Scotiabank also bought a bank licence from Dresdner bank in Brazil last October. It had had a representative office in Sao Paulo for decades, but has now acquired Dresdner’s multiple banking licence.
In the long-term, trade finance market conditions in Brazil look likely to remain competitive, leading many banks to consider how to remain ahead of the competition.
Innovations and supply chain finance
Rather than end up purely competing over price, a number of banks are looking into how they can design solutions that help Brazil’s largest corporates manage their balance sheets and working capital more efficiently. A lot of the larger financial institutions are hoping they can carve out their competitive edge through the provision of supply chain finance solutions.
Cestari at Citibank Brazil explains: “A lot of Brazilian companies are looking for investment grade rating. They need this rating to access the bond market. Such companies need to find a way of financing their working capital needs without putting pressure on their balance sheet.”
“Programmes that use supply chain finance techniques and the sale of receivables are services that top players are looking for. A large Brazilian corporate that exports to eight countries will have a portfolio they will want to sell without recourse,” he adds.
Banco Santander is another major player in the Brazilian market, with Maximiliano Herrera, head of structured and international funding commenting that its trade finance business in Brazil increased by almost 20% in 2010. “We have a feeling that this year  we will be hitting a very similar figure”.
Herrera also tells GTR how the needs of Brazilian corporates are changing. “We see that large corporates are looking for added value products that can enhance balance sheet management and trade finance is an important part of this,” he observes.

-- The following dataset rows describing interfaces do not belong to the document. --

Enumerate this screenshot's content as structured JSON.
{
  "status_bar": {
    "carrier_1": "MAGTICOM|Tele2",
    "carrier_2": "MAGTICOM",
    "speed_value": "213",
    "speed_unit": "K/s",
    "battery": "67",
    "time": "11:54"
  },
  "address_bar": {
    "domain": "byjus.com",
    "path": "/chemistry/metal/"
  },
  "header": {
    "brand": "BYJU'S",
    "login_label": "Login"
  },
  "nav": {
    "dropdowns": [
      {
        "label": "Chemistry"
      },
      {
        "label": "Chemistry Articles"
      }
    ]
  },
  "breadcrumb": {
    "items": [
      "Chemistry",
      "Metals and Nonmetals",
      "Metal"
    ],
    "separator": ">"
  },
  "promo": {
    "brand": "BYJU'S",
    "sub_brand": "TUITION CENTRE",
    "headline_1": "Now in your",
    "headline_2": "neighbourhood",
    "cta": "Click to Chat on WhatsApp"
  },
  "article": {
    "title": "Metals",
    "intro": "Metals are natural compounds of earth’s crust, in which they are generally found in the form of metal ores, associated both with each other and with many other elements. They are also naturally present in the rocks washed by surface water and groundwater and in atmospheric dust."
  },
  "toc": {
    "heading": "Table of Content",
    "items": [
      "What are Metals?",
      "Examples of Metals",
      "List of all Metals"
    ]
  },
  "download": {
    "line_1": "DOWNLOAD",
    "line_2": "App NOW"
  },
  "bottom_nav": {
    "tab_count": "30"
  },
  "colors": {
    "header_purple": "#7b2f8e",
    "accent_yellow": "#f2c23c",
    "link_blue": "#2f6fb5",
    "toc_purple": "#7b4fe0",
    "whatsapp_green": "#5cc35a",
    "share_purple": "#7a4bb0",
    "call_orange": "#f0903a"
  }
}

This differs to previous attitudes in banking where structured trade finance deals in Brazil would be arranged with the aim of how best to mitigate the credit risk of the borrower.
Now top-tier Brazilian corporate risk is much improved, with companies such as mining company Vale establishing themselves as global corporations.
Today’s issue is how banks can support the growth of these corporates.
“The main driver towards doing more structured trade finance is the need for greater balance sheet management. Among other things we foresee that customers will be looking for solutions that can help them in terms of risk management related to their importers portfolio,” Herrera adds.
Innovations in trade finance are also being developed in reaction to the increasing volumes of China-Brazil trade and the use of renminbi (Rmb) in trade settlements. Citibank is on the verge of launching a new pre-shipment Rmb product in Brazil in 2012.
The bank is already actively providing post-shipment financing in Rmb via its Chinese operations. However this new product will enable Citi Brazil to use Rmb liquidity to make pre-export advances without having to depend on the availability of US dollars or euros.
The majority of letter of credit and collections business is conducted in US dollars, and the current trend is for Chinese companies to avoid any exposures linked to US dollars. This new product will help Citi capture more of these Chinese trade flows. To further support their customers in both Brazil and China, Citi has set up a specific Latin American-focused desk in China.
But it is not just China that Brazil is focused on. Africa-Brazil trade flows promise rich rewards. Brazilian corporates are strongly investing in Angola and other Portuguese-speaking countries.
Brazilian oil company Petrobras is set to start drilling oil off Angola’s southern coast this year, in the hope that it will find reserves to Brazil’s pre-salt deposits. Vale is also heavily investing in Sub-Saharan Africa.
With shortfalls in liquidity and hikes in pricing likely to be a short-term problem for Brazil, the banking sector will have to ensure it is innovative and flexible enough to meet the changing needs of the country and its ambitious corporate sector.